Surely at some point you’d just start to sound frazzled, which Pony Express is definitely guilty of itself.

But that’s not the problem. Or rather, that’s only a minor problem, one which in time will become more of an issue as another half dozen years of these excursions are laid to wax, but we haven’t reached the saturation point yet.

The real problem is how tricky it was to create twelve or more really good sax instrumental on demand each year. Though you may think that the absence of lyrics means with one less component to focus on there’s also one less thing to trip you up, therefore it should be easier to come up with something acceptable. In theory that may be true but without lyrics to shoulder the load all of the responsibility falls to the instruments. This is why by the mid-1950’s the sax was more effectively used for a mid-song break in vocal group records where for fifteen or twenty seconds they could go right for the jugular and were often the highlight of the entire production.
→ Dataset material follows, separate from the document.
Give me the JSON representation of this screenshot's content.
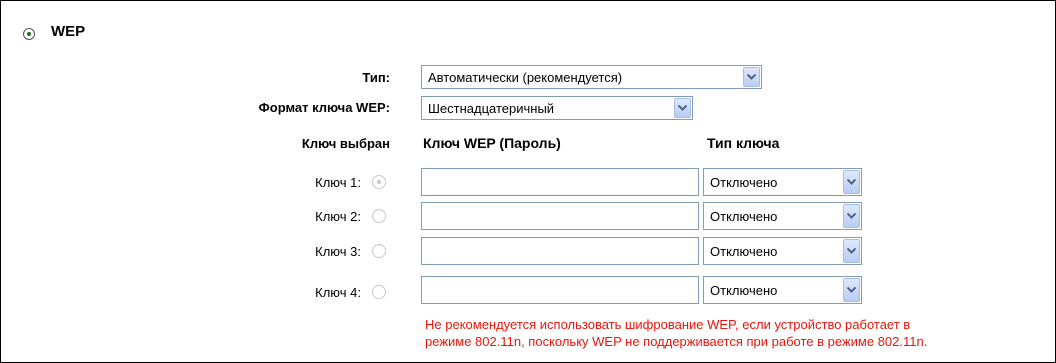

But for now the sax – and its cohorts on whatever other lead instruments you had laying around, usually piano, but occasionally guitar – had to work up a solid song… a catchy melody, a great hook and solid rhythmic underpinning all working in tandem… and THEN you could dramatize it with a showy solo to get the blood pumping.

When they can’t quite get those aspects worked out properly that’s when something like a poorly conceived secondary instrument’s parts stand out all the more. Had Mitchell had a more structured song then the same faults with the piano wouldn’t be able to deep six the record entirely.

But when the song itself is weaker then it can’t carry the piano’s weight and they all – Mitchell, the horse and the mail – wind up collapsing and falling down on the trail together… undelivered.
 
 
SPONTANEOUS LUNACY VERDICT:

 
 
 
 
 
 
 
 

 
(Visit the Artist page of Freddie Mitchell for the complete archive of his records reviewed to date)